This essay is not based on a certain hypothesis but instead researches a topic and attempts to put a complex issue into more simple language. The essay is broken down into four parts: background on Charles de Gaulle, background on Europe, details of the Fouchet Plan, and the impact of the Fouchet Plan. The first section elaborates on de Gaulle’s political history (pre-1958) and how he developed certain views. The second then moves back in time to the French novelist Victor Hugo, who was the first person to coin the term “États-Unis d’Europe” (United States of Europe). Furthermore, the essay briefly outlines the formation of the European Economic Community here. The main body of the essay examines the return of de Gaulle to French politics in 1958 and explains why he believed that Europe should have an intergovernmental union, rather than the supranational union that was present in the form of the EEC. Note there is a paragraph which summarises the Fouchet Plan and explains why de Gaulle believed that change was necessary for Europe. The concluding paragraphs look more closely at the European response to de Gaulle’s proposals, explaining why the Fouchet Plan was ultimately rejected, as well as de Gaulle’s European impact after the plan was rejected.

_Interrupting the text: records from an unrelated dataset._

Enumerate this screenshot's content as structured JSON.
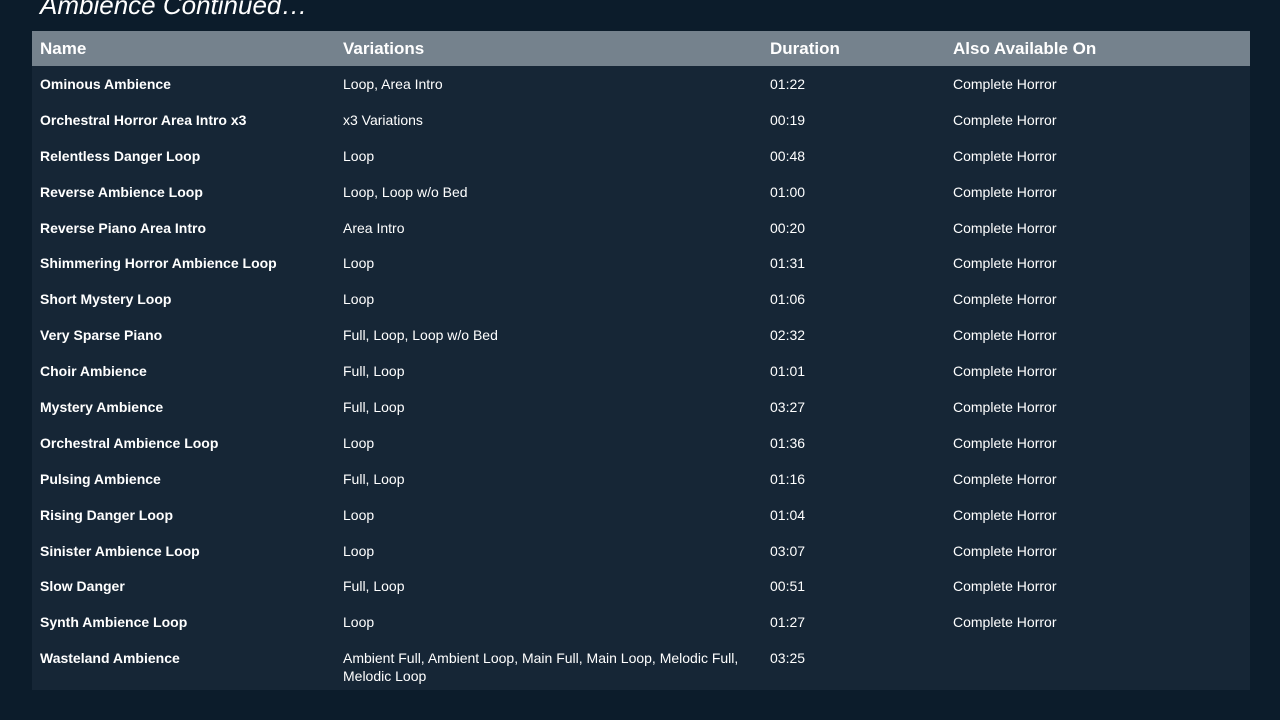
{
  "page": {
    "title": "Ambience Continued…"
  },
  "table": {
    "columns": [
      "Name",
      "Variations",
      "Duration",
      "Also Available On"
    ],
    "rows": [
      {
        "name": "Ominous Ambience",
        "variations": "Loop, Area Intro",
        "duration": "01:22",
        "also": "Complete Horror"
      },
      {
        "name": "Orchestral Horror Area Intro x3",
        "variations": "x3 Variations",
        "duration": "00:19",
        "also": "Complete Horror"
      },
      {
        "name": "Relentless Danger Loop",
        "variations": "Loop",
        "duration": "00:48",
        "also": "Complete Horror"
      },
      {
        "name": "Reverse Ambience Loop",
        "variations": "Loop, Loop w/o Bed",
        "duration": "01:00",
        "also": "Complete Horror"
      },
      {
        "name": "Reverse Piano Area Intro",
        "variations": "Area Intro",
        "duration": "00:20",
        "also": "Complete Horror"
      },
      {
        "name": "Shimmering Horror Ambience Loop",
        "variations": "Loop",
        "duration": "01:31",
        "also": "Complete Horror"
      },
      {
        "name": "Short Mystery Loop",
        "variations": "Loop",
        "duration": "01:06",
        "also": "Complete Horror"
      },
      {
        "name": "Very Sparse Piano",
        "variations": "Full, Loop, Loop w/o Bed",
        "duration": "02:32",
        "also": "Complete Horror"
      },
      {
        "name": "Choir Ambience",
        "variations": "Full, Loop",
        "duration": "01:01",
        "also": "Complete Horror"
      },
      {
        "name": "Mystery Ambience",
        "variations": "Full, Loop",
        "duration": "03:27",
        "also": "Complete Horror"
      },
      {
        "name": "Orchestral Ambience Loop",
        "variations": "Loop",
        "duration": "01:36",
        "also": "Complete Horror"
      },
      {
        "name": "Pulsing Ambience",
        "variations": "Full, Loop",
        "duration": "01:16",
        "also": "Complete Horror"
      },
      {
        "name": "Rising Danger Loop",
        "variations": "Loop",
        "duration": "01:04",
        "also": "Complete Horror"
      },
      {
        "name": "Sinister Ambience Loop",
        "variations": "Loop",
        "duration": "03:07",
        "also": "Complete Horror"
      },
      {
        "name": "Slow Danger",
        "variations": "Full, Loop",
        "duration": "00:51",
        "also": "Complete Horror"
      },
      {
        "name": "Synth Ambience Loop",
        "variations": "Loop",
        "duration": "01:27",
        "also": "Complete Horror"
      },
      {
        "name": "Wasteland Ambience",
        "variations": "Ambient Full, Ambient Loop, Main Full, Main Loop, Melodic Full, Melodic Loop",
        "duration": "03:25",
        "also": ""
      }
    ]
  },
  "colors": {
    "background": "#0c1c2b",
    "table_body": "#162636",
    "header": "#75828d",
    "text": "#ffffff"
  }
}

The information presented in the essay is not as detailed as if written it in English, but nonetheless, it does make a very complicated issue much more understandable (for those that can read French).
Contributed by Harry Eaton